I actually have a strong family history of swearing in traffic. My father, who was a sailor after all, did some of his best work on Southern interstates. His admonitions against a driver who would not yield right of way in
Apparently driving a truck on a railroad track does not set off the crossing lights like a train does. And a truck lacks the lonesome whistle immortalized by Boxcar Willie, so I’m not sure how I was supposed to know he was coming.
Monday, August 01, 2005
It was the song that struck me the most at their Seattle concert. Its vivid, haunting imagry seemed to drift out on the breezes from Lake Union. I assumed then it was a more recent song with its mention of soldiers sent to distant places, but it dates back to 2002. Listening now, it seems perhaps more relevant.
Somehow the tune also evokes a memory of Billy Joel's "Goodnight Saigon."
Both are good songs as starting points for contemplation today.
Also on the 'pod
I've finished the first part of The Traveler.
Scott Brick's growing on me again. I've listened to him reading this tale long enough now that I've stopped recalling Company Man's characters with each inflection.
It's an interesting parable about privacy protections, peppered with action and Highlander-style myth. Only eight more hours to go on that one. I try to listen to novels mainly when I work out. Passes time on the treadmill a little easier.
Building a Playlist
Since the release of Rolling Stone's 500 Greatest Songs of All Time I've been sifting through my CDs, working on a playlist of those tunes.

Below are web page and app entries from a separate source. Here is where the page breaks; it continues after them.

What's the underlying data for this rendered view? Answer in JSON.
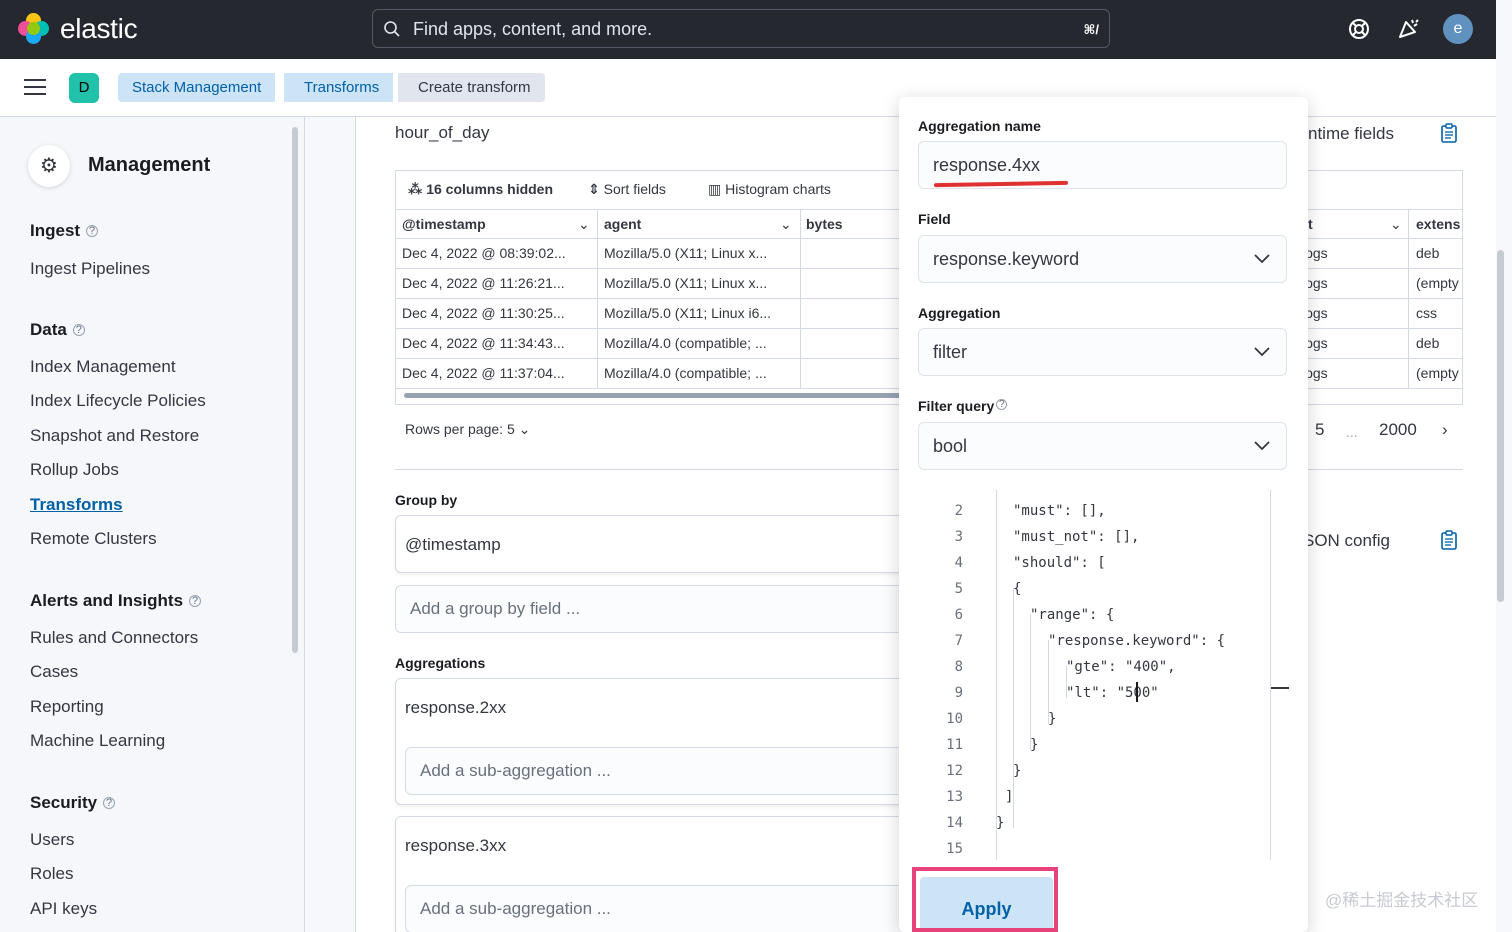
{
  "header": {
    "brand": "elastic",
    "search_placeholder": "Find apps, content, and more.",
    "search_shortcut": "⌘/",
    "avatar_initial": "e"
  },
  "breadcrumbs": {
    "space_initial": "D",
    "items": [
      "Stack Management",
      "Transforms",
      "Create transform"
    ]
  },
  "sidebar": {
    "title": "Management",
    "sections": [
      {
        "title": "Ingest",
        "items": [
          "Ingest Pipelines"
        ]
      },
      {
        "title": "Data",
        "items": [
          "Index Management",
          "Index Lifecycle Policies",
          "Snapshot and Restore",
          "Rollup Jobs",
          "Transforms",
          "Remote Clusters"
        ]
      },
      {
        "title": "Alerts and Insights",
        "items": [
          "Rules and Connectors",
          "Cases",
          "Reporting",
          "Machine Learning"
        ]
      },
      {
        "title": "Security",
        "items": [
          "Users",
          "Roles",
          "API keys"
        ]
      }
    ],
    "active_item": "Transforms"
  },
  "main": {
    "field_hour_of_day": "hour_of_day",
    "runtime_fields_label": "ntime fields",
    "json_config_label": "SON config",
    "grid": {
      "toolbar": {
        "hidden": "16 columns hidden",
        "sort": "Sort fields",
        "histogram": "Histogram charts"
      },
      "columns": [
        "@timestamp",
        "agent",
        "bytes",
        "t",
        "extens"
      ],
      "rows": [
        [
          "Dec 4, 2022 @ 08:39:02...",
          "Mozilla/5.0 (X11; Linux x...",
          "",
          "logs",
          "deb"
        ],
        [
          "Dec 4, 2022 @ 11:26:21...",
          "Mozilla/5.0 (X11; Linux x...",
          "",
          "logs",
          "(empty"
        ],
        [
          "Dec 4, 2022 @ 11:30:25...",
          "Mozilla/5.0 (X11; Linux i6...",
          "",
          "logs",
          "css"
        ],
        [
          "Dec 4, 2022 @ 11:34:43...",
          "Mozilla/4.0 (compatible; ...",
          "",
          "logs",
          "deb"
        ],
        [
          "Dec 4, 2022 @ 11:37:04...",
          "Mozilla/4.0 (compatible; ...",
          "",
          "logs",
          "(empty"
        ]
      ]
    },
    "rows_per_page": "Rows per page: 5",
    "pager": {
      "current": "5",
      "ellipsis": "...",
      "last": "2000"
    },
    "group_by": {
      "label": "Group by",
      "value": "@timestamp",
      "add_placeholder": "Add a group by field ..."
    },
    "aggregations": {
      "label": "Aggregations",
      "items": [
        {
          "name": "response.2xx",
          "sub_placeholder": "Add a sub-aggregation ..."
        },
        {
          "name": "response.3xx",
          "sub_placeholder": "Add a sub-aggregation ..."
        }
      ]
    }
  },
  "popover": {
    "agg_name_label": "Aggregation name",
    "agg_name_value": "response.4xx",
    "field_label": "Field",
    "field_value": "response.keyword",
    "aggregation_label": "Aggregation",
    "aggregation_value": "filter",
    "filter_query_label": "Filter query",
    "filter_query_value": "bool",
    "code_lines": [
      {
        "n": "2",
        "text": "\"must\": [],"
      },
      {
        "n": "3",
        "text": "\"must_not\": [],"
      },
      {
        "n": "4",
        "text": "\"should\": ["
      },
      {
        "n": "5",
        "text": "{"
      },
      {
        "n": "6",
        "text": "\"range\": {"
      },
      {
        "n": "7",
        "text": "\"response.keyword\": {"
      },
      {
        "n": "8",
        "text": "\"gte\": \"400\","
      },
      {
        "n": "9",
        "text": "\"lt\": \"500\""
      },
      {
        "n": "10",
        "text": "}"
      },
      {
        "n": "11",
        "text": "}"
      },
      {
        "n": "12",
        "text": "}"
      },
      {
        "n": "13",
        "text": "]"
      },
      {
        "n": "14",
        "text": "}"
      },
      {
        "n": "15",
        "text": ""
      }
    ],
    "apply_label": "Apply"
  },
  "watermark": "@稀土掘金技术社区",
  "colors": {
    "header_bg": "#25282f",
    "link": "#0061a6",
    "breadcrumb_bg": "#cce4f5",
    "highlight_pink": "#e8427a",
    "underline_red": "#e03131"
  }
}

The fact that Christine and I bought The Rolling Stone Collection after an infomercial a few years ago has helped a lot. Being Simon and Garfunkle fans has helped also.
So far my RS 500 playlist is: 39 songs long